Medical experts have been studying the relationship between the brain and the gut for years, particularly how psychological stress can impact gut health, including its impact on microbiome diversity and digestion. Toby Melville/Reuters

According to a recent study from the Perelman School of Medicine at the University of Pennsylvania, cells that are involved in communication between psychological stress responses in the brain and inflammation in the gastrointestinal (GI) tract have been identified in animal models.

These cells, specifically glial cells, support neurons and communicate stress signals from the central nervous system and travel to the nervous system within the GI tract, known as the enteric nervous system, subsequently causing inflammation within the bowels.

Today, it is estimated that over 1.5 million Americans currently suffer from inflammatory bowel disease (IBD), which covers Crohn's disease and ulcerative colitis; both of which can spark symptoms ranging from frequent diarrhoea, abdominal pain and blood in the stool, whilst persistent inflammation of the bowels can eventually lead to permanent damage within the GI tract. Current treatments consist of anti-inflammatory medication, steroids and changes to your diet.

Christoph Thaiss, PhD, assistant professor of Microbiology and senior author of the study, commented on the nature of the study, saying: "Clinicians have long observed that chronic stress can worsen IBD symptoms, but until now, no biological connection has been identified to explain how the digestive system knows when someone is stressed."

The researchers used mice with IBD to conduct their experiments and the team discovered, as is customary with humans, that the mice developed severe symptoms when they experienced stress. Researchers traced the initial stress response signals to the adrenal cortex that, in turn, released glucocorticoids, which are steroid hormones known for activating psychological responses to stress throughout the body.

Ostensibly, the neurons and glial cells within the ENS responded to chronically-elevated levels of glucocorticoids, suggesting a significant link between precepted stress in the brain and inflammation of the intestines.

While it is typical for glucocorticoids to have an anti-inflammatory effect on the body, the researchers found that when the glial cells within the ENS were exposed to the hormones for an elongated amount of time and during periods of chronic stress, they attracted white blood cells to the GI tract, thus increasing the inflammation. Also, when exposed to chronic stress, the neurons in the ENS and GI tract ceased their natural function, which can potentially lead to impaired bowel movements and exacerbated IBD symptoms.

Senior members of the study examined the results, and verified the connection between psychological stress and IBD symptoms in humans by using the UK Biobank, a large-scale biomedical database, along with a cohort from the IBD Immunology Initiative at Penn Medicine. They later discovered that, in patients diagnosed with IBD, the level of reported stress correlated with increased severity of IBD symptoms.

Maayan Levy, PhD, fellow assistant professor of Microbiology and co-senior author of the study, spoke of the results: "This finding highlights the importance of psychological evaluations in patients being treated for IBD, as well as to inform treatment protocols.
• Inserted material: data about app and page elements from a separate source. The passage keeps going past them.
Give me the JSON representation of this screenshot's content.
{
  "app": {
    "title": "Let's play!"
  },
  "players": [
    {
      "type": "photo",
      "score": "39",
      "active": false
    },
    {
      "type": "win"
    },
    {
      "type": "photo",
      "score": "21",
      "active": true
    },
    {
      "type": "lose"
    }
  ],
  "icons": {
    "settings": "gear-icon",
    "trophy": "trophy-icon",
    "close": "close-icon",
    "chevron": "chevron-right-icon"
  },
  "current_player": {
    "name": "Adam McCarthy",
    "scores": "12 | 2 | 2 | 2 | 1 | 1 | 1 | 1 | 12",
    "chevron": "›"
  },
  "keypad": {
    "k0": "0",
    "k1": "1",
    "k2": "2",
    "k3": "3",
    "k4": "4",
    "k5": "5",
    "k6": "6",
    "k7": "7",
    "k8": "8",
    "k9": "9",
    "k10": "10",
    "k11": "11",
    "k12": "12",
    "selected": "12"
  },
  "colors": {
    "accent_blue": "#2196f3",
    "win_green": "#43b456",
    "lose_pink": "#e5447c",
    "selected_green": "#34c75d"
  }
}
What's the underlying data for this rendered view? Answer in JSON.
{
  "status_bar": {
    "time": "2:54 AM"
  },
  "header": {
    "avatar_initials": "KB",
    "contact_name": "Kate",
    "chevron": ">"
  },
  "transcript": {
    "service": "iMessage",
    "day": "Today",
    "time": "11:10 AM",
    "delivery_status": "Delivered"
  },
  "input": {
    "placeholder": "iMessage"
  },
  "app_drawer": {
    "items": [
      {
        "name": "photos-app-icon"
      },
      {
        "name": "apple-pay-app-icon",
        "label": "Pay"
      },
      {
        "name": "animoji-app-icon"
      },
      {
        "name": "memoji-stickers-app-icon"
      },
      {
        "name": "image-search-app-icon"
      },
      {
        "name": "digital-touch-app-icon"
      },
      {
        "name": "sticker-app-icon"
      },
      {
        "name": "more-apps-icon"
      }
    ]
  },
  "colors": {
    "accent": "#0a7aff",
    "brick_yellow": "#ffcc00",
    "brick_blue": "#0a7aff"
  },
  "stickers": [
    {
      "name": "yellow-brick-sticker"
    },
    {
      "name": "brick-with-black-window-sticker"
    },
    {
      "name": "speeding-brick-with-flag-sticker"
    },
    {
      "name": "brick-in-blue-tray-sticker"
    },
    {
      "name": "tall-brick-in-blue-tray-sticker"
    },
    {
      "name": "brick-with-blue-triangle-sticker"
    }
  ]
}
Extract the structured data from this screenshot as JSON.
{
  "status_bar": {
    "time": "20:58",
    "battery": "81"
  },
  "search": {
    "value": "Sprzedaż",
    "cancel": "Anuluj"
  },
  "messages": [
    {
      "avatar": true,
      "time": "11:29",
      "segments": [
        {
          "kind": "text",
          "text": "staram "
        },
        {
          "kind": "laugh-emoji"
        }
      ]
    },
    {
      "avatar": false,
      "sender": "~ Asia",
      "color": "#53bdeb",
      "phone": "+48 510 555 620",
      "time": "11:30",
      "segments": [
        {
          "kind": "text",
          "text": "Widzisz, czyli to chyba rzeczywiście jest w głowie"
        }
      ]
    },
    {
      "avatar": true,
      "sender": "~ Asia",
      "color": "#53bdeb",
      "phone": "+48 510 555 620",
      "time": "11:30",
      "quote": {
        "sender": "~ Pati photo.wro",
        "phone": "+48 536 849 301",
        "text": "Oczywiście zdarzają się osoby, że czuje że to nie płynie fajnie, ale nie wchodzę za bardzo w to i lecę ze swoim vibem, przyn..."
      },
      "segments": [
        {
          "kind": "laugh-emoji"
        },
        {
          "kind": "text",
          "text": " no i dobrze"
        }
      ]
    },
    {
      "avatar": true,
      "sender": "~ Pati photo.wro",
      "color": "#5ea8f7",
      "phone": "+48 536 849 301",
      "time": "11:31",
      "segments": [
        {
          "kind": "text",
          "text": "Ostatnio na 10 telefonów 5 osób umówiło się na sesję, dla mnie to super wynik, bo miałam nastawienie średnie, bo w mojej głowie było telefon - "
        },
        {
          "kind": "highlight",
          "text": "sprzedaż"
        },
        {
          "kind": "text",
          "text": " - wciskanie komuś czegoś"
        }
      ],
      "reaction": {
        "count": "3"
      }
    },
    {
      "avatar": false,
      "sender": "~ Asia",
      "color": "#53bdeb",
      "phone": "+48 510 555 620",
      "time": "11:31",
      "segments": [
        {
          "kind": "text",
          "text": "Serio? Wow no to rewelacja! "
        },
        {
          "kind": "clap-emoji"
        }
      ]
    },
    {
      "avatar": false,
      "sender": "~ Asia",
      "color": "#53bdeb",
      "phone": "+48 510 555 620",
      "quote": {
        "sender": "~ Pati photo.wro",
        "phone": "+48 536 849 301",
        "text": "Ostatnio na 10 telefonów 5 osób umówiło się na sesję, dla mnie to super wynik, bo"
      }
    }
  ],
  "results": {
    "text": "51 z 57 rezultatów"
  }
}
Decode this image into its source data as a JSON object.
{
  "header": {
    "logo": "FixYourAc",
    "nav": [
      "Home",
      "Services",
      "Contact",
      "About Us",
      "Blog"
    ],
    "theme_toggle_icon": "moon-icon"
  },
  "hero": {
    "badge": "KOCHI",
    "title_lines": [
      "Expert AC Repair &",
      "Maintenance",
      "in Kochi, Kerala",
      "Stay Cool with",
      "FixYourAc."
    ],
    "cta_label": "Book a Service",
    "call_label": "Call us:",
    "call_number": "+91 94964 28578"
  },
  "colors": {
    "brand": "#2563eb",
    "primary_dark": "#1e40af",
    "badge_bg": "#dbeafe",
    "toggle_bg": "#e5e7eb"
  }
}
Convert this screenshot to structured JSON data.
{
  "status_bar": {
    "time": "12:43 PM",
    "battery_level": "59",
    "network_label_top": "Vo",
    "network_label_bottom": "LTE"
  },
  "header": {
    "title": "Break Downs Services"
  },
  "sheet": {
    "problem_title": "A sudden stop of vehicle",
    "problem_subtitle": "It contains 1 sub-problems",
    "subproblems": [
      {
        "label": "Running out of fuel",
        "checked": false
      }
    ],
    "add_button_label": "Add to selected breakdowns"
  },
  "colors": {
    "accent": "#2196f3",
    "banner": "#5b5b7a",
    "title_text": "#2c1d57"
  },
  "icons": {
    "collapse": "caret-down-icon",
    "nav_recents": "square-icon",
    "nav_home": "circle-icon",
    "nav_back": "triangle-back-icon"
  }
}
One of the most common treatments for IBD flare-ups is steroids, and our research indicates that in patients with IBD who experience chronic stress, the efficiency of this treatment could be impaired."

The researchers underlined their study by insisting on opportunities for further research into the biology of glial cells along with the various roles they play in systems throughout the body, including communication between the nervous and immune systems.